What if we stopped and listened to the beating of our hearts? What if we stopped and made ourselves aware that the person standing right in front of us also has a beating heart? What if we stopped and acknowledged the miracle right in front of us? And what if we listen to them, their story about what makes them who they are and what they are passionate about? And what if we shared some of our heart with them about what makes us who we are? What if we simply accompanied each other, shared our presence with one another, our energy field? Might we be more likely to see Jesus there? Could that change our whole world view until our hearts are burning to know other people more deeply and to know ourselves more deeply, and to know God more deeply? Might our hearts then burn with the Holy Spirit that binds us together into community?

Out of that conversation between the disciples and the risen Jesus, comes an invitation. The disciples urged Jesus to come to dinner. Whenever we invite Jesus, he accepts. And as he breaks that bread at the table with them and blesses it, he is blessing them with his presence, and the day ends. The old passes away and something new begins to occur. Even though it is dark, and it would have made more sense if they had recognized him in the light of day, their eyes are opened and everything changes. Their whole history is reinterpreted, considering Christ’s presence from the beginning of the universe, through time, in every tree and river, to the moment of their birth when their heart began to pump oxygen, breath, spirit, that their very own lungs had drawn into their body, in every dark valley, in every loss, in every life lesson, in every moment of love and forgiveness. God with them at all times and all places.

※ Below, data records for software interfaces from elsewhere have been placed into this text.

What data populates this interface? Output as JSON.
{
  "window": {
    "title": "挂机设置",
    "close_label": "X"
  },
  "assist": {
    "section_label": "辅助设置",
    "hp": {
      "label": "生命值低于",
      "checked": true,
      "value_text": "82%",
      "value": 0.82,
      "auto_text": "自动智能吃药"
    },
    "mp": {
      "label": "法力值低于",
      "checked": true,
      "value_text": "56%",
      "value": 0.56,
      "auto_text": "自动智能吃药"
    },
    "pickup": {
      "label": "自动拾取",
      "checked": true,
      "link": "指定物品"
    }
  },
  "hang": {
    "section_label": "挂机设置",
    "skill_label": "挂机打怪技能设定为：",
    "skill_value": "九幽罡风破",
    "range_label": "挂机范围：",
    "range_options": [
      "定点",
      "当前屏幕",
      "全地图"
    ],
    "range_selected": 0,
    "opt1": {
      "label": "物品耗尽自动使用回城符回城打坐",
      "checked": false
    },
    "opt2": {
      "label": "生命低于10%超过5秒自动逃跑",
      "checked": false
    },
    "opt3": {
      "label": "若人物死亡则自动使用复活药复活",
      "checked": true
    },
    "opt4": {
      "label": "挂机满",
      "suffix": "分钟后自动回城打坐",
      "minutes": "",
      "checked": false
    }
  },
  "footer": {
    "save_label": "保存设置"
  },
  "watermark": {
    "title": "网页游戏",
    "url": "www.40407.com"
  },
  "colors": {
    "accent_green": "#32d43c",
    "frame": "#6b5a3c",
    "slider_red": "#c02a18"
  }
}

Jesus reveals himself to the Disciples and reveals himself to us. It was in the breaking of the bread that he is revealed. It is in those times when we are broken, not quite whole, that we are ragged and jagged, awkward, when we are so aware of our own need, our own failures, that our eyes can be open to see Jesus offering new life. Just as our hearts pump blood throughout our bodies and sustain our life, Jesus’ love pumps through our lives, whether we are aware of it or not, God’s presence with us.

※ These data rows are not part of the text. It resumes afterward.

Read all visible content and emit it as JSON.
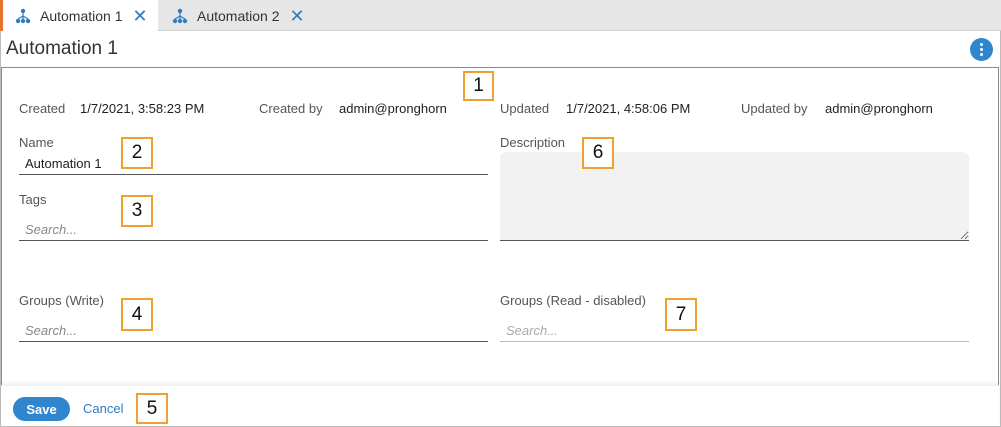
{
  "tabs": [
    {
      "label": "Automation 1",
      "icon": "automation-icon",
      "active": true
    },
    {
      "label": "Automation 2",
      "icon": "automation-icon",
      "active": false
    }
  ],
  "page": {
    "title": "Automation 1",
    "more_icon": "more-vertical-icon"
  },
  "meta": {
    "created_label": "Created",
    "created_value": "1/7/2021, 3:58:23 PM",
    "created_by_label": "Created by",
    "created_by_value": "admin@pronghorn",
    "updated_label": "Updated",
    "updated_value": "1/7/2021, 4:58:06 PM",
    "updated_by_label": "Updated by",
    "updated_by_value": "admin@pronghorn"
  },
  "form": {
    "name_label": "Name",
    "name_value": "Automation 1",
    "description_label": "Description",
    "tags_label": "Tags",
    "tags_placeholder": "Search...",
    "groups_write_label": "Groups (Write)",
    "groups_write_placeholder": "Search...",
    "groups_read_label": "Groups (Read - disabled)",
    "groups_read_placeholder": "Search..."
  },
  "footer": {
    "save_label": "Save",
    "cancel_label": "Cancel"
  },
  "callouts": [
    "1",
    "2",
    "3",
    "4",
    "5",
    "6",
    "7"
  ],
  "colors": {
    "accent": "#2f86cf",
    "tab_marker": "#e8732c",
    "callout_border": "#f0a030"
  }
}
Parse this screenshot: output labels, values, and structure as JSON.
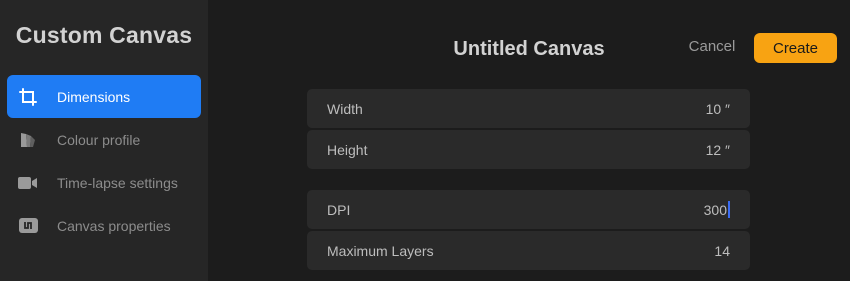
{
  "sidebar": {
    "title": "Custom Canvas",
    "items": [
      {
        "label": "Dimensions",
        "icon": "crop-icon",
        "active": true
      },
      {
        "label": "Colour profile",
        "icon": "colour-profile-icon",
        "active": false
      },
      {
        "label": "Time-lapse settings",
        "icon": "video-camera-icon",
        "active": false
      },
      {
        "label": "Canvas properties",
        "icon": "canvas-properties-icon",
        "active": false
      }
    ]
  },
  "header": {
    "title": "Untitled Canvas",
    "cancel_label": "Cancel",
    "create_label": "Create"
  },
  "fields": {
    "width": {
      "label": "Width",
      "value": "10 ″"
    },
    "height": {
      "label": "Height",
      "value": "12 ″"
    },
    "dpi": {
      "label": "DPI",
      "value": "300"
    },
    "max_layers": {
      "label": "Maximum Layers",
      "value": "14"
    }
  },
  "colors": {
    "accent_blue": "#1f7cf4",
    "create_orange": "#f8a312",
    "background": "#1c1c1c",
    "sidebar": "#262626"
  }
}
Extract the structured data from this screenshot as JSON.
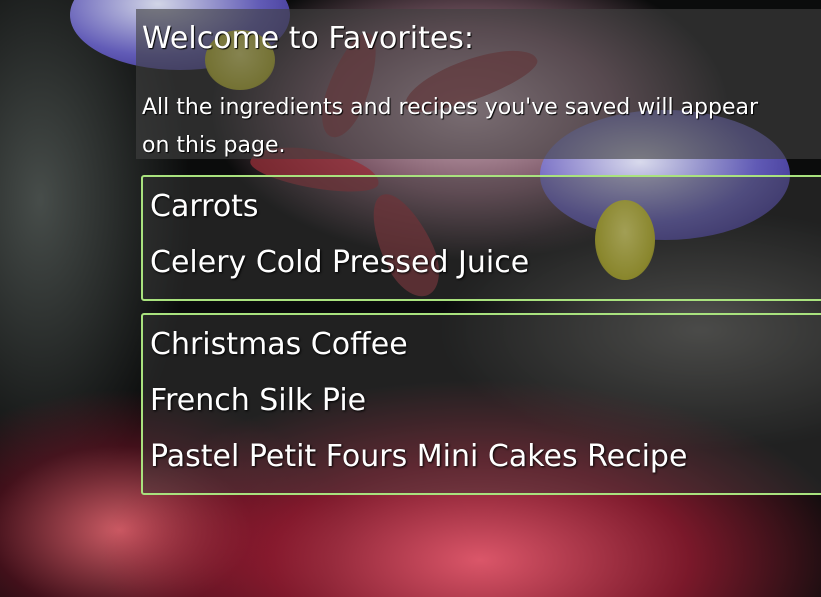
{
  "welcome": {
    "title": "Welcome to Favorites:",
    "description_line1": "All the ingredients and recipes you've saved will appear",
    "description_line2": "on this page."
  },
  "ingredients": {
    "items": [
      {
        "label": "Carrots"
      },
      {
        "label": "Celery Cold Pressed Juice"
      }
    ]
  },
  "recipes": {
    "items": [
      {
        "label": "Christmas Coffee"
      },
      {
        "label": "French Silk Pie"
      },
      {
        "label": "Pastel Petit Fours Mini Cakes Recipe"
      }
    ]
  },
  "colors": {
    "accent_border": "#a9e27e",
    "panel_bg": "#404040",
    "text": "#ffffff"
  }
}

God came to be a human being with a beating heart, like all of us. And he allowed his own heart to be broken, with all the injustice he saw, all the people he met that were left out, all the children going hungry, all the cruelty that we inflict on ourselves and each other and this beautiful world. And he allowed his heart to be broken, literally, as he died there on the cross. His beating heart stopped. And he handed his heart to us, in this meal that we share almost every week, the body and blood of Jesus, the heart of Jesus, pumping life and love to all of us, his body in this world.

Now, together with Christians of every time and place we are asked to be Jesus’ heart beating for the world. We are invited to have a heart for the poor, the old, for teenagers, for little ones, for the tired, for the sick, for the oppressed and hungry. We get to be Christ’s heart in the world, full of compassion and love, aware of all the beating hearts around us and responsive to their needs.

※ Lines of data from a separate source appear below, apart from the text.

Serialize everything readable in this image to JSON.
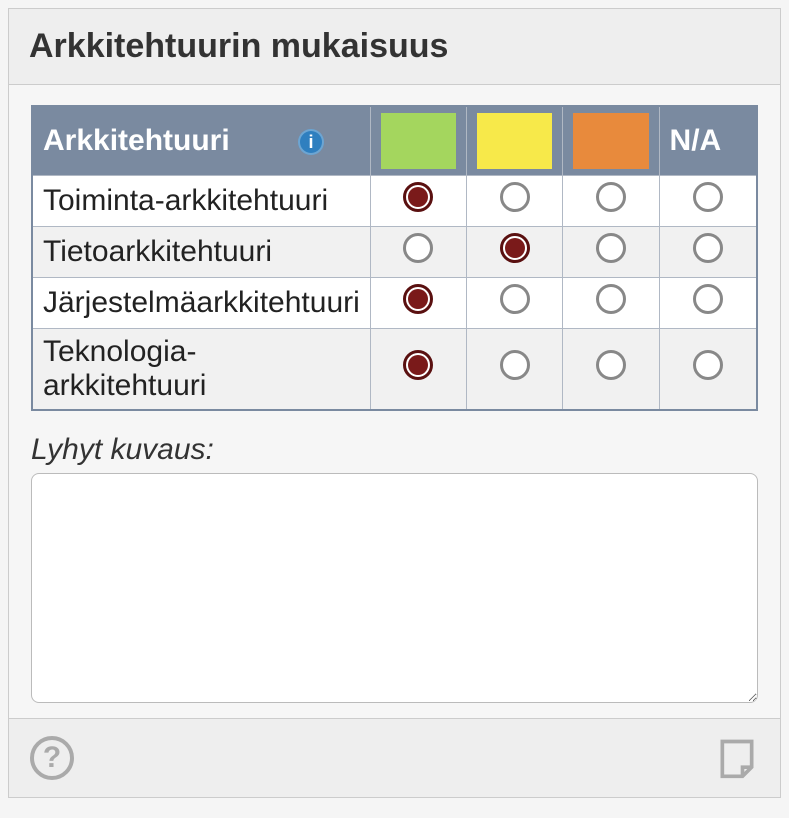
{
  "panel": {
    "title": "Arkkitehtuurin mukaisuus",
    "help_symbol": "?"
  },
  "table": {
    "header": {
      "label_col": "Arkkitehtuuri",
      "na_col": "N/A",
      "status_colors": {
        "green": "#a4d65e",
        "yellow": "#f7e94a",
        "orange": "#e88a3c"
      }
    },
    "rows": [
      {
        "label": "Toiminta-arkkitehtuuri",
        "selected": 0
      },
      {
        "label": "Tietoarkkitehtuuri",
        "selected": 1
      },
      {
        "label": "Järjestelmäarkkitehtuuri",
        "selected": 0
      },
      {
        "label": "Teknologia-arkkitehtuuri",
        "selected": 0
      }
    ]
  },
  "description": {
    "label": "Lyhyt kuvaus:",
    "value": ""
  }
}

We find ourselves confused and disappointed in life, feeling abandoned, guilty, and weary. Like the disciples, we are walking away from the cross, from all the difficulties we’ve faced. We find Jesus walking with us. We find people of God, people of faith walking by our side. We find God’s grace and forgiveness walking with us, listening to us, being with us in our sorrow. And in a meal, a relationship is recognized that has always been there, that opens our eyes to the Kingdom God is creating in this world.

This is a tiny peek at the Kingdom of God. Where else do you have such an interesting group of new members? Where else do you find this combination of gifts, passions, and life experiences? Where do you find this particular combination of beating hearts? Don’t let yourself keep walking without seeing. We break bread together at this table each week—extend that invitation to each other, get to know each other, have a compassionate heart, and find yourself seeing Christ and experiencing God’s presence wherever you go.